The word "circle" marks the lines to find; copy every such line from the data below.

━━━━━ Records to use ━━━━━

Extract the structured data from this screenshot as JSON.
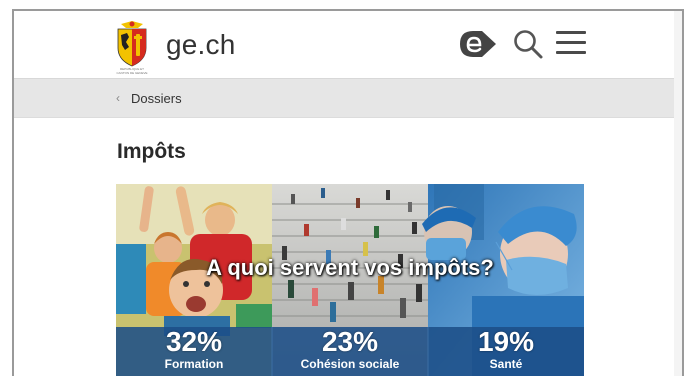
{
  "header": {
    "site_name": "ge.ch",
    "logo_caption": "REPUBLIQUE ET CANTON DE GENEVE",
    "easy_icon": "easy-read-icon",
    "search_icon": "search-icon",
    "menu_icon": "hamburger-menu-icon"
  },
  "breadcrumb": {
    "chevron": "‹",
    "link_label": "Dossiers"
  },
  "page": {
    "title": "Impôts"
  },
  "banner": {
    "headline": "A quoi servent vos impôts?",
    "stats": [
      {
        "percent": "32%",
        "label": "Formation"
      },
      {
        "percent": "23%",
        "label": "Cohésion sociale"
      },
      {
        "percent": "19%",
        "label": "Santé"
      }
    ]
  },
  "colors": {
    "banner_blue": "#1c4f87",
    "breadcrumb_bg": "#e6e6e6",
    "logo_red": "#d52b1e",
    "logo_yellow": "#f2c200"
  }
}
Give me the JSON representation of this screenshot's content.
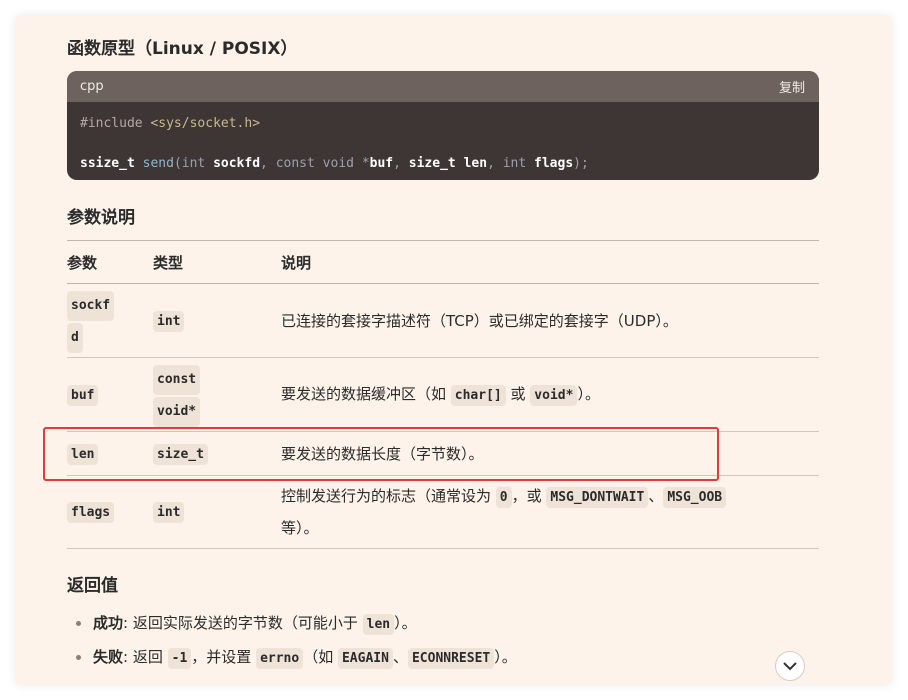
{
  "section_prototype": {
    "title": "函数原型（Linux / POSIX）"
  },
  "code": {
    "lang": "cpp",
    "copy_label": "复制",
    "line1": {
      "directive": "#include",
      "header": "<sys/socket.h>"
    },
    "line2": {
      "ret": "ssize_t",
      "fn": "send",
      "p1_type": "int",
      "p1_name": "sockfd",
      "p2_type": "const void",
      "p2_star": "*",
      "p2_name": "buf",
      "p3_type": "size_t",
      "p3_name": "len",
      "p4_type": "int",
      "p4_name": "flags",
      "end": ");"
    }
  },
  "section_params": {
    "title": "参数说明"
  },
  "table": {
    "headers": [
      "参数",
      "类型",
      "说明"
    ],
    "rows": [
      {
        "param_l1": "sockf",
        "param_l2": "d",
        "type": "int",
        "desc": "已连接的套接字描述符（TCP）或已绑定的套接字（UDP）。"
      },
      {
        "param": "buf",
        "type_l1": "const",
        "type_l2": "void*",
        "desc_pre": "要发送的数据缓冲区（如 ",
        "desc_code1": "char[]",
        "desc_mid": " 或 ",
        "desc_code2": "void*",
        "desc_post": "）。"
      },
      {
        "param": "len",
        "type": "size_t",
        "desc": "要发送的数据长度（字节数）。"
      },
      {
        "param": "flags",
        "type": "int",
        "desc_pre": "控制发送行为的标志（通常设为 ",
        "desc_code1": "0",
        "desc_mid1": "，或 ",
        "desc_code2": "MSG_DONTWAIT",
        "desc_mid2": "、",
        "desc_code3": "MSG_OOB",
        "desc_post": "等）。"
      }
    ]
  },
  "section_return": {
    "title": "返回值"
  },
  "returns": [
    {
      "label": "成功",
      "sep": ": ",
      "text_pre": "返回实际发送的字节数（可能小于 ",
      "code": "len",
      "text_post": "）。"
    },
    {
      "label": "失败",
      "sep": ": ",
      "text_pre": "返回 ",
      "code1": "-1",
      "text_mid1": "，并设置 ",
      "code2": "errno",
      "text_mid2": "（如 ",
      "code3": "EAGAIN",
      "text_mid3": "、",
      "code4": "ECONNRESET",
      "text_post": "）。"
    }
  ],
  "icons": {
    "scroll_down": "chevron-down-icon"
  },
  "colors": {
    "highlight_border": "#e23b3b",
    "page_bg": "#fdf3ea",
    "code_bg": "#3e3635"
  }
}
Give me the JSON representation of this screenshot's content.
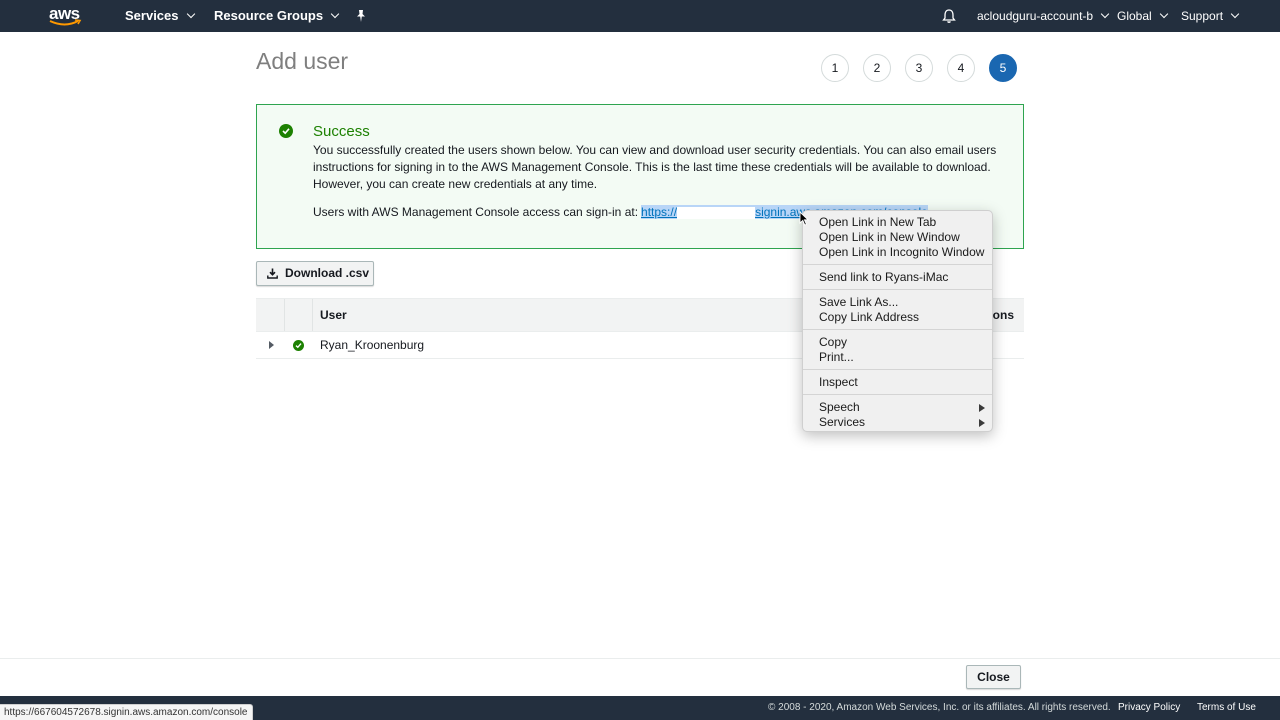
{
  "topnav": {
    "logo_text": "aws",
    "services_label": "Services",
    "resource_groups_label": "Resource Groups",
    "account_label": "acloudguru-account-b",
    "region_label": "Global",
    "support_label": "Support",
    "icons": [
      "pin-icon",
      "bell-icon",
      "chevron-down-icon"
    ]
  },
  "page": {
    "title": "Add user",
    "steps": [
      "1",
      "2",
      "3",
      "4",
      "5"
    ],
    "active_step": "5"
  },
  "success": {
    "title": "Success",
    "message": "You successfully created the users shown below. You can view and download user security credentials. You can also email users instructions for signing in to the AWS Management Console. This is the last time these credentials will be available to download. However, you can create new credentials at any time.",
    "signin_prefix": "Users with AWS Management Console access can sign-in at:",
    "signin_link_start": "https://",
    "signin_link_end": "signin.aws.amazon.com/console"
  },
  "download_label": "Download .csv",
  "table": {
    "columns": [
      "User",
      "ons"
    ],
    "rows": [
      {
        "user": "Ryan_Kroonenburg",
        "status": "success"
      }
    ]
  },
  "context_menu": {
    "items": [
      "Open Link in New Tab",
      "Open Link in New Window",
      "Open Link in Incognito Window",
      "Send link to Ryans-iMac",
      "Save Link As...",
      "Copy Link Address",
      "Copy",
      "Print...",
      "Inspect",
      "Speech",
      "Services"
    ]
  },
  "close_label": "Close",
  "footer": {
    "copyright": "© 2008 - 2020, Amazon Web Services, Inc. or its affiliates. All rights reserved.",
    "privacy": "Privacy Policy",
    "terms": "Terms of Use"
  },
  "status_bar_url": "https://667604572678.signin.aws.amazon.com/console",
  "colors": {
    "nav_bg": "#232f3e",
    "success_green": "#1d8102",
    "active_step_blue": "#1a67b1",
    "link_blue": "#0073bb"
  }
}
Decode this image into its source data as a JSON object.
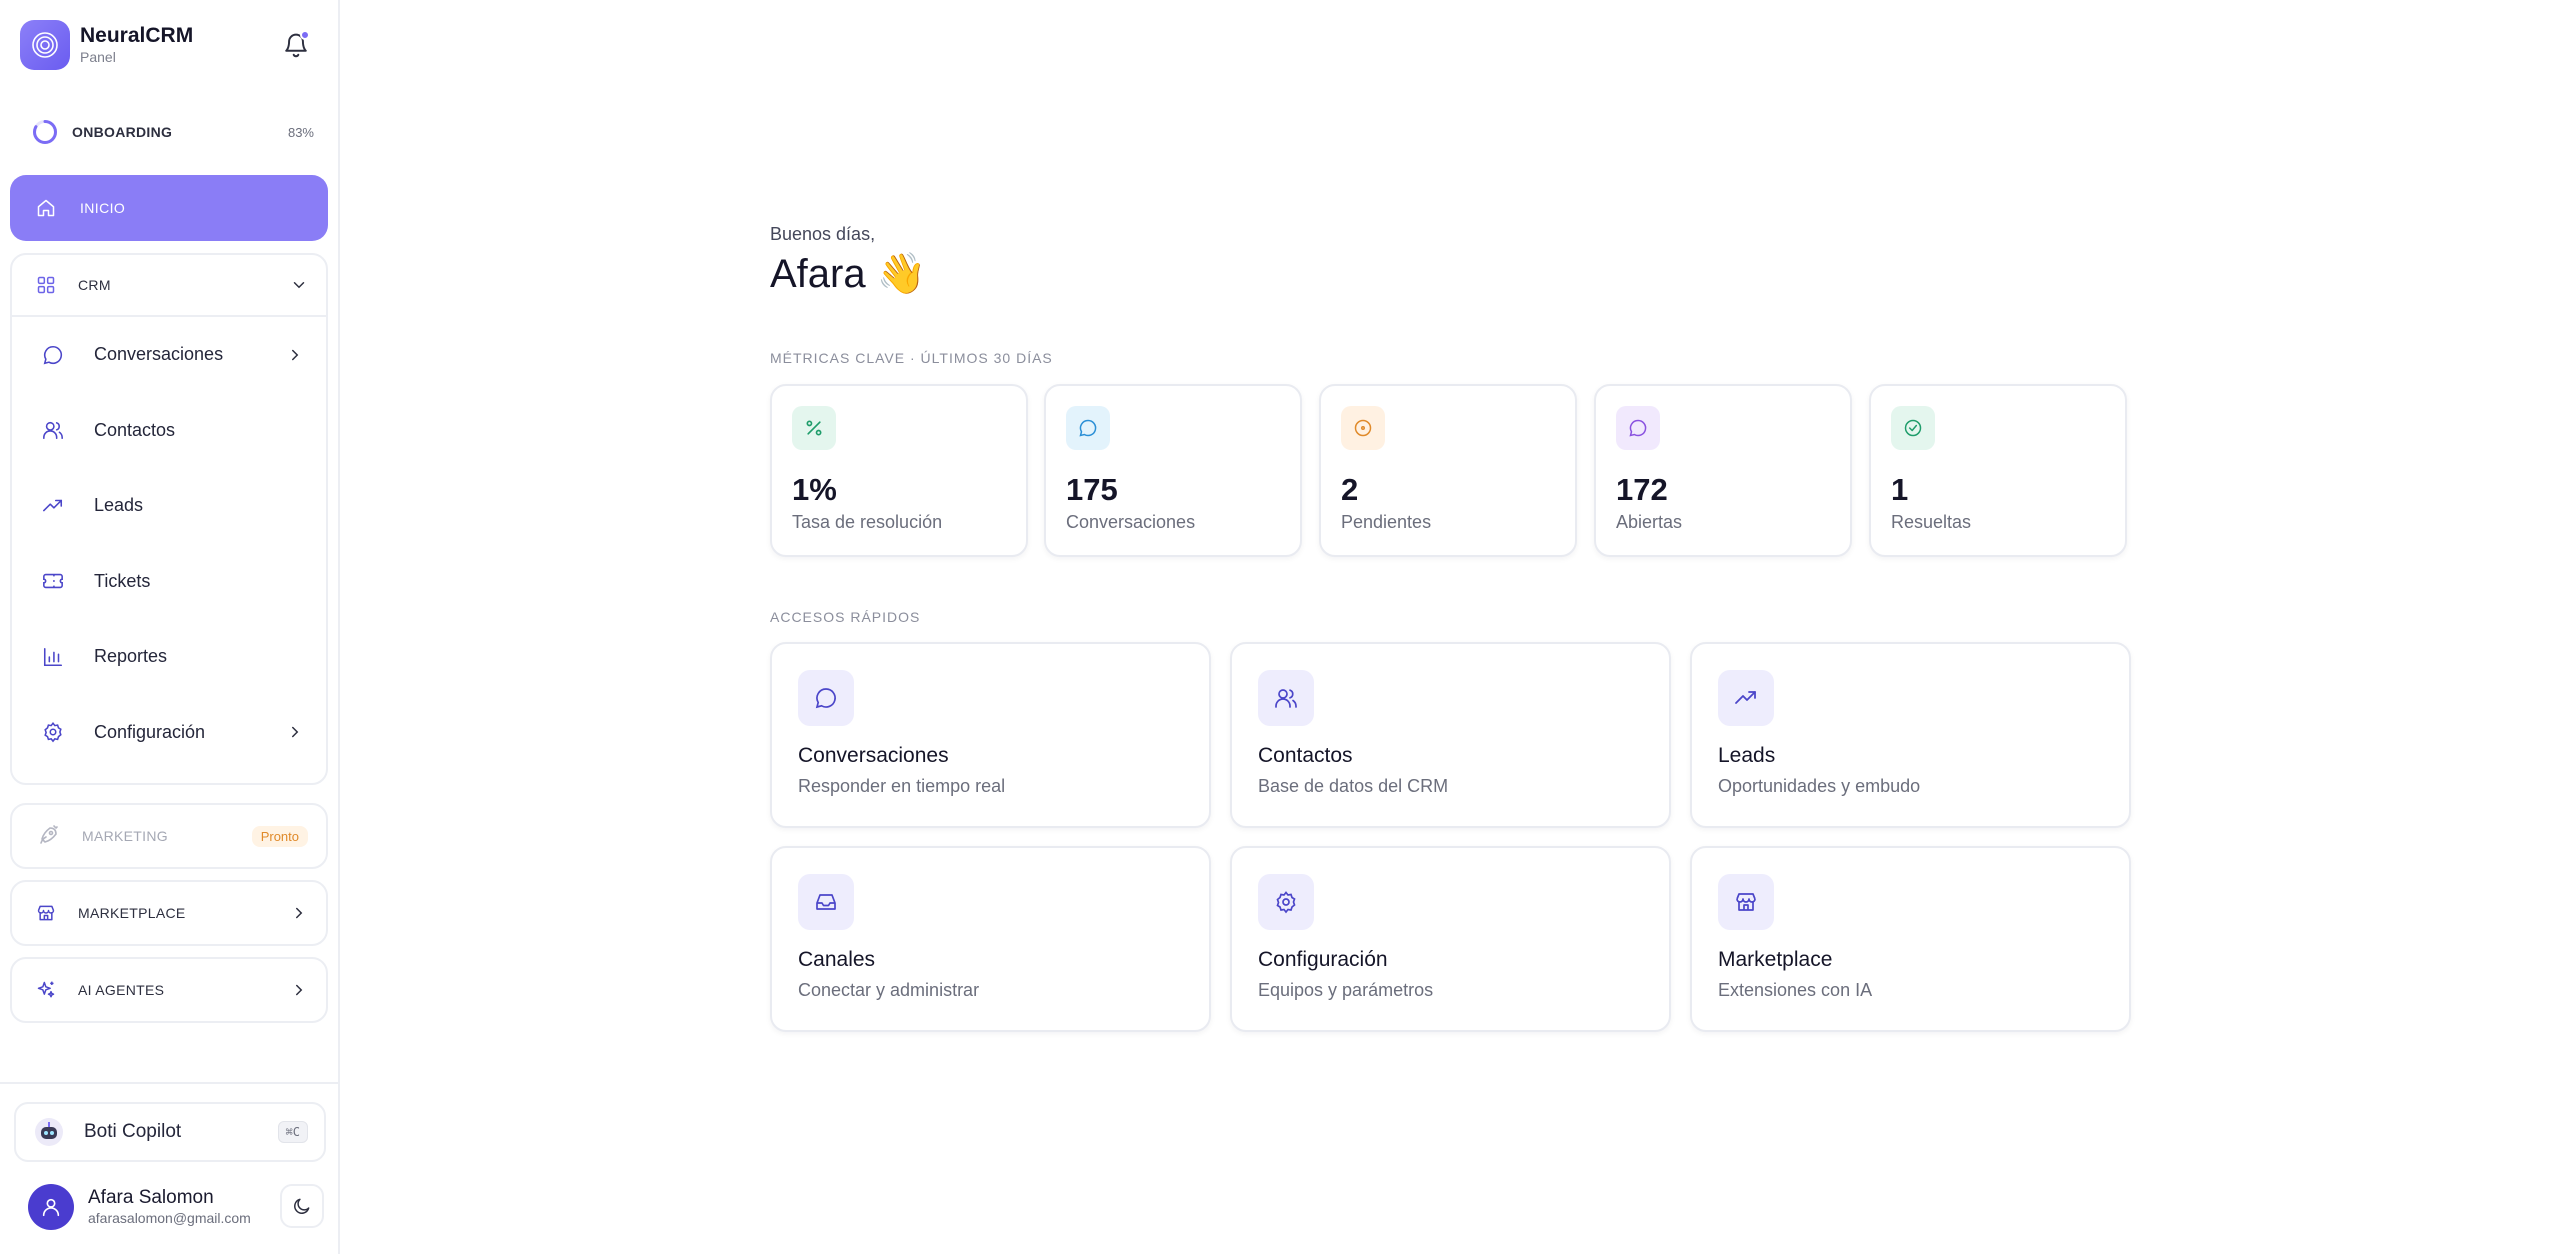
{
  "brand": {
    "name": "NeuralCRM",
    "subtitle": "Panel"
  },
  "onboarding": {
    "label": "ONBOARDING",
    "percent_text": "83%",
    "progress": 0.83
  },
  "nav": {
    "home_label": "INICIO",
    "crm_label": "CRM",
    "crm_items": [
      {
        "label": "Conversaciones",
        "icon": "chat-bubble-icon",
        "has_chevron": true
      },
      {
        "label": "Contactos",
        "icon": "users-icon",
        "has_chevron": false
      },
      {
        "label": "Leads",
        "icon": "trending-up-icon",
        "has_chevron": false
      },
      {
        "label": "Tickets",
        "icon": "ticket-icon",
        "has_chevron": false
      },
      {
        "label": "Reportes",
        "icon": "bar-chart-icon",
        "has_chevron": false
      },
      {
        "label": "Configuración",
        "icon": "gear-icon",
        "has_chevron": true
      }
    ],
    "marketing_label": "MARKETING",
    "marketing_badge": "Pronto",
    "marketplace_label": "MARKETPLACE",
    "ai_agents_label": "AI AGENTES"
  },
  "copilot": {
    "label": "Boti Copilot",
    "shortcut": "⌘C"
  },
  "user": {
    "name": "Afara Salomon",
    "email": "afarasalomon@gmail.com"
  },
  "greeting": {
    "line1": "Buenos días,",
    "name": "Afara 👋"
  },
  "metrics_section_label": "MÉTRICAS CLAVE · ÚLTIMOS 30 DÍAS",
  "metrics": [
    {
      "value": "1%",
      "label": "Tasa de resolución",
      "icon": "percent-icon",
      "color": "#1f9d6b",
      "bg": "#e4f6ee"
    },
    {
      "value": "175",
      "label": "Conversaciones",
      "icon": "chat-bubble-icon",
      "color": "#2b8fd6",
      "bg": "#e3f3fc"
    },
    {
      "value": "2",
      "label": "Pendientes",
      "icon": "clock-circle-icon",
      "color": "#e08a2a",
      "bg": "#fff1e2"
    },
    {
      "value": "172",
      "label": "Abiertas",
      "icon": "chat-bubble-icon",
      "color": "#8a52e0",
      "bg": "#f1e9fd"
    },
    {
      "value": "1",
      "label": "Resueltas",
      "icon": "check-circle-icon",
      "color": "#1f9d6b",
      "bg": "#e4f6ee"
    }
  ],
  "quick_section_label": "ACCESOS RÁPIDOS",
  "quick": [
    {
      "title": "Conversaciones",
      "desc": "Responder en tiempo real",
      "icon": "chat-bubble-icon"
    },
    {
      "title": "Contactos",
      "desc": "Base de datos del CRM",
      "icon": "users-icon"
    },
    {
      "title": "Leads",
      "desc": "Oportunidades y embudo",
      "icon": "trending-up-icon"
    },
    {
      "title": "Canales",
      "desc": "Conectar y administrar",
      "icon": "inbox-icon"
    },
    {
      "title": "Configuración",
      "desc": "Equipos y parámetros",
      "icon": "gear-icon"
    },
    {
      "title": "Marketplace",
      "desc": "Extensiones con IA",
      "icon": "store-icon"
    }
  ],
  "colors": {
    "accent": "#8a7df6",
    "accent_dark": "#4a3ccf",
    "icon_indigo": "#4b46c9"
  }
}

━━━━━

Response below
      "icon": "clock-circle-icon",
      "icon": "check-circle-icon",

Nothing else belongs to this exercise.